The records that follow must be repeated exactly, line by line.

[INFORMATION SHOWN — start]

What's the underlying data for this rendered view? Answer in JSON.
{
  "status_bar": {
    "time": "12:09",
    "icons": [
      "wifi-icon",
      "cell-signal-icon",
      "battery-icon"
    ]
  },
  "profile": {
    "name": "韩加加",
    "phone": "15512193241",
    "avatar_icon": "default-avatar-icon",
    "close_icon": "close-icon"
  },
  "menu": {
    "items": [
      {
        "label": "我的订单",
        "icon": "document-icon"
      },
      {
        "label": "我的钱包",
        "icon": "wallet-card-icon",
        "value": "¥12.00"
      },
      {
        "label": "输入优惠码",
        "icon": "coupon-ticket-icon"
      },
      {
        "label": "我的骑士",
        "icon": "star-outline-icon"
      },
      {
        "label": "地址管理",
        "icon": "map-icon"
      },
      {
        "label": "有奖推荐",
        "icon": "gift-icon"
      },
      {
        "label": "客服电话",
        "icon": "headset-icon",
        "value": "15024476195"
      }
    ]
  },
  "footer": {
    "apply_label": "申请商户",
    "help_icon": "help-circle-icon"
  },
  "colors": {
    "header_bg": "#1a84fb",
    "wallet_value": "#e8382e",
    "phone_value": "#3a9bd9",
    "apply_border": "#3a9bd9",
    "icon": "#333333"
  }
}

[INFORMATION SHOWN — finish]

RESPONSE AREA:
What's the underlying data for this rendered view? Answer in JSON.
{
  "status_bar": {
    "time": "12:09",
    "icons": [
      "wifi-icon",
      "cell-signal-icon",
      "battery-icon"
    ]
  },
  "profile": {
    "name": "韩加加",
    "phone": "15512193241",
    "avatar_icon": "default-avatar-icon",
    "close_icon": "close-icon"
  },
  "menu": {
    "items": [
      {
        "label": "我的订单",
        "icon": "document-icon"
      },
      {
        "label": "我的钱包",
        "icon": "wallet-card-icon",
        "value": "¥12.00"
      },
      {
        "label": "输入优惠码",
        "icon": "coupon-ticket-icon"
      },
      {
        "label": "我的骑士",
        "icon": "star-outline-icon"
      },
      {
        "label": "地址管理",
        "icon": "map-icon"
      },
      {
        "label": "有奖推荐",
        "icon": "gift-icon"
      },
      {
        "label": "客服电话",
        "icon": "headset-icon",
        "value": "15024476195"
      }
    ]
  },
  "footer": {
    "apply_label": "申请商户",
    "help_icon": "help-circle-icon"
  },
  "colors": {
    "header_bg": "#1a84fb",
    "wallet_value": "#e8382e",
    "phone_value": "#3a9bd9",
    "apply_border": "#3a9bd9",
    "icon": "#333333"
  }
}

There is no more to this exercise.